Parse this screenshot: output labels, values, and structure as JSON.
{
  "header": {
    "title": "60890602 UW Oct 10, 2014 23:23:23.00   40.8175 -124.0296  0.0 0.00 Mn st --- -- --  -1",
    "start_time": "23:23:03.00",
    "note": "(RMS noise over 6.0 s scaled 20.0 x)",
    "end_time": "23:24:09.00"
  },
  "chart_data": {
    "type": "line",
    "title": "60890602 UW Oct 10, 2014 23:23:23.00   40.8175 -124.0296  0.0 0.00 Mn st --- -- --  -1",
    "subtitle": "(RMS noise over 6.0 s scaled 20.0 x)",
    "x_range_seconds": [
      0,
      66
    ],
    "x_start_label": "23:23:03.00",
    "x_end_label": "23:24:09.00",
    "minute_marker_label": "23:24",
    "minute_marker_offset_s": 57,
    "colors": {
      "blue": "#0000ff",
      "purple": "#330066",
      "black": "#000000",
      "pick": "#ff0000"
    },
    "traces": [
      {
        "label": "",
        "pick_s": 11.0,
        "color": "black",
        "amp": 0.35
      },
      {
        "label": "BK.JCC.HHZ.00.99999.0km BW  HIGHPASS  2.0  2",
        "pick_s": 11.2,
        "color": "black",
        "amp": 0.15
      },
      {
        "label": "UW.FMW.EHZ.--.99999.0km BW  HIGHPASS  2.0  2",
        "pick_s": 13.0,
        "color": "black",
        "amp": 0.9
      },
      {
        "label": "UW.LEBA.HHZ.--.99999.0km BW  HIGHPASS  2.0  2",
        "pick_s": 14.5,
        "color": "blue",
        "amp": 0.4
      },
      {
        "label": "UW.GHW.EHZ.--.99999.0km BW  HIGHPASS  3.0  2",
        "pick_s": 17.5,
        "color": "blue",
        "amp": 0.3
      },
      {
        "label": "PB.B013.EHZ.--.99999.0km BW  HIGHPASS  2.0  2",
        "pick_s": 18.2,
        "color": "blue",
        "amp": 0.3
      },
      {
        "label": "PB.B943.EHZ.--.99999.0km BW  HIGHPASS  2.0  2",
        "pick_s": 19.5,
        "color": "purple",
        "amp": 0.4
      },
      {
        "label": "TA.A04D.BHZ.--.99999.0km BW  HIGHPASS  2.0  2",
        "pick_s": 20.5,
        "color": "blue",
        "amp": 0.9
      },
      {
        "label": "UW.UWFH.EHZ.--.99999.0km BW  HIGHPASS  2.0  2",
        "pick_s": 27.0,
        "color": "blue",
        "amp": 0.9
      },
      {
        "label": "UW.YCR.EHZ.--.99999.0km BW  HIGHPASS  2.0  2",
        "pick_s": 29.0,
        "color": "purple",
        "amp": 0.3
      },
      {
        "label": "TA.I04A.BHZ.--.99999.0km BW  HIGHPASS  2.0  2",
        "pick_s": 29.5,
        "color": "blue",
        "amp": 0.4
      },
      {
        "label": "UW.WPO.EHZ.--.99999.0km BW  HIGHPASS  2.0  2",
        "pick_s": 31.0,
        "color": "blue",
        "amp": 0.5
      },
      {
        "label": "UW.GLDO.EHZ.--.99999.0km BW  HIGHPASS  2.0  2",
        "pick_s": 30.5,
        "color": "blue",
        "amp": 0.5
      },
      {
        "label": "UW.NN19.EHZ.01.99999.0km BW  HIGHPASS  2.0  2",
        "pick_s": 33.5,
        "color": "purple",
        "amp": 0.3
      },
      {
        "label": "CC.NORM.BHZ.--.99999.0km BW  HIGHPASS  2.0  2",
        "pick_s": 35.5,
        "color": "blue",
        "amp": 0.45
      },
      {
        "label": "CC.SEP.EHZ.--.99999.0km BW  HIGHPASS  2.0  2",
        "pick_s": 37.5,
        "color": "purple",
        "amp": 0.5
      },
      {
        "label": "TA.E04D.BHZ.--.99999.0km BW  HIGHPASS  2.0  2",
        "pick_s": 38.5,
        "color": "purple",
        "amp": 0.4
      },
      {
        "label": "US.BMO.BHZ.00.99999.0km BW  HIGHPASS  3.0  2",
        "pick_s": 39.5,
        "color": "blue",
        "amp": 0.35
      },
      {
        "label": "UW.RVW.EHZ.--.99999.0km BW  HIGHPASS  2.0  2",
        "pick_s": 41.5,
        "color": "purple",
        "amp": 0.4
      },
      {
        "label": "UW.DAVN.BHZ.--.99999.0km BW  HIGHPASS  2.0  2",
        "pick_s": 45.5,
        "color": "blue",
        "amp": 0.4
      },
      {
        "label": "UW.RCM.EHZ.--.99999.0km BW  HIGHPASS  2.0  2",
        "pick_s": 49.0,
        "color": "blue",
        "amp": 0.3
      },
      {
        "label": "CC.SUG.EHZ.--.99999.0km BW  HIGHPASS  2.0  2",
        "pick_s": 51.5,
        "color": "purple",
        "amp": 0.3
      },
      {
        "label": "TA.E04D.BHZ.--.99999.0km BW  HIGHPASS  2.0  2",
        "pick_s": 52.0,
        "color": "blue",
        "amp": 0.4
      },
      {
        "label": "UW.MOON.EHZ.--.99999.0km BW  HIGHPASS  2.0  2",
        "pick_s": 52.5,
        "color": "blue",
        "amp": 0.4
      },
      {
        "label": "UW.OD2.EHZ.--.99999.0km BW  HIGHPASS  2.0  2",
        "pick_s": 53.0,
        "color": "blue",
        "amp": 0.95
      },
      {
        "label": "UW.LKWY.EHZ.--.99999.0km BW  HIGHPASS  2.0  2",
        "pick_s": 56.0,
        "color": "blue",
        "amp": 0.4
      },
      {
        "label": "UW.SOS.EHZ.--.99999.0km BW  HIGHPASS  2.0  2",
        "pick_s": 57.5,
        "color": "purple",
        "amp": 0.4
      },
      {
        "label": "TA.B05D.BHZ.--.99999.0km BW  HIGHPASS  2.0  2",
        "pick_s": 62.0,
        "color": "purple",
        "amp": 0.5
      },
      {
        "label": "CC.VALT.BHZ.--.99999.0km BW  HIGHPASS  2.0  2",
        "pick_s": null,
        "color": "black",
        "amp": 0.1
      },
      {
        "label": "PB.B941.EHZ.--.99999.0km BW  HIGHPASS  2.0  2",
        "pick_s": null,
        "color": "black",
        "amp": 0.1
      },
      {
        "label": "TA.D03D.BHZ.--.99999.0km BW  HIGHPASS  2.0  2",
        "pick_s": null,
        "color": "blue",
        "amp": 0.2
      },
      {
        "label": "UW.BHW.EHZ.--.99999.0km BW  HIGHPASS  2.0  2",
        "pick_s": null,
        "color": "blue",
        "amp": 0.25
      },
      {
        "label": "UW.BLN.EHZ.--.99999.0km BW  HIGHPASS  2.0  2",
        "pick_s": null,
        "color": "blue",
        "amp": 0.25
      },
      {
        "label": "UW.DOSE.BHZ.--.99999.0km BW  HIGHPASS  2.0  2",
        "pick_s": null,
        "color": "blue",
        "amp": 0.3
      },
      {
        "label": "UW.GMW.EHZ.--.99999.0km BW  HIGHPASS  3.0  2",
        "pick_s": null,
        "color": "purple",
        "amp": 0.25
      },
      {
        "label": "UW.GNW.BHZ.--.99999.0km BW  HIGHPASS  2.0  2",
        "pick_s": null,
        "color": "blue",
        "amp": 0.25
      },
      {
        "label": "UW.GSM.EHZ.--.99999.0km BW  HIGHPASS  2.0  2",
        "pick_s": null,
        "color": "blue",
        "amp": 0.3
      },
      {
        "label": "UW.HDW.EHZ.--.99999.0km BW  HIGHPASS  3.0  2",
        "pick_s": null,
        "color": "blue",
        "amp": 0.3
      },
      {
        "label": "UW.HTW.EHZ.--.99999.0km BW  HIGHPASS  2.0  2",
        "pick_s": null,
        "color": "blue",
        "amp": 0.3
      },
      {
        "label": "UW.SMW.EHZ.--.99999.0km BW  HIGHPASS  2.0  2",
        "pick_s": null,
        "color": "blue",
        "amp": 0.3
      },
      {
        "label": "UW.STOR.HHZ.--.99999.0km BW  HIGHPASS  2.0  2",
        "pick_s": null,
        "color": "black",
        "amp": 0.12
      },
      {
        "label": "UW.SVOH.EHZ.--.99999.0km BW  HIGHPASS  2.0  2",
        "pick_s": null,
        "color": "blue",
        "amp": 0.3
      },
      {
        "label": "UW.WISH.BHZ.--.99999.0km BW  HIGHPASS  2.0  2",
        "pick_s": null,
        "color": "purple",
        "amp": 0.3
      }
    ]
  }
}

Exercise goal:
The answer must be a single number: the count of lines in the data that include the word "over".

Response to this exercise:
2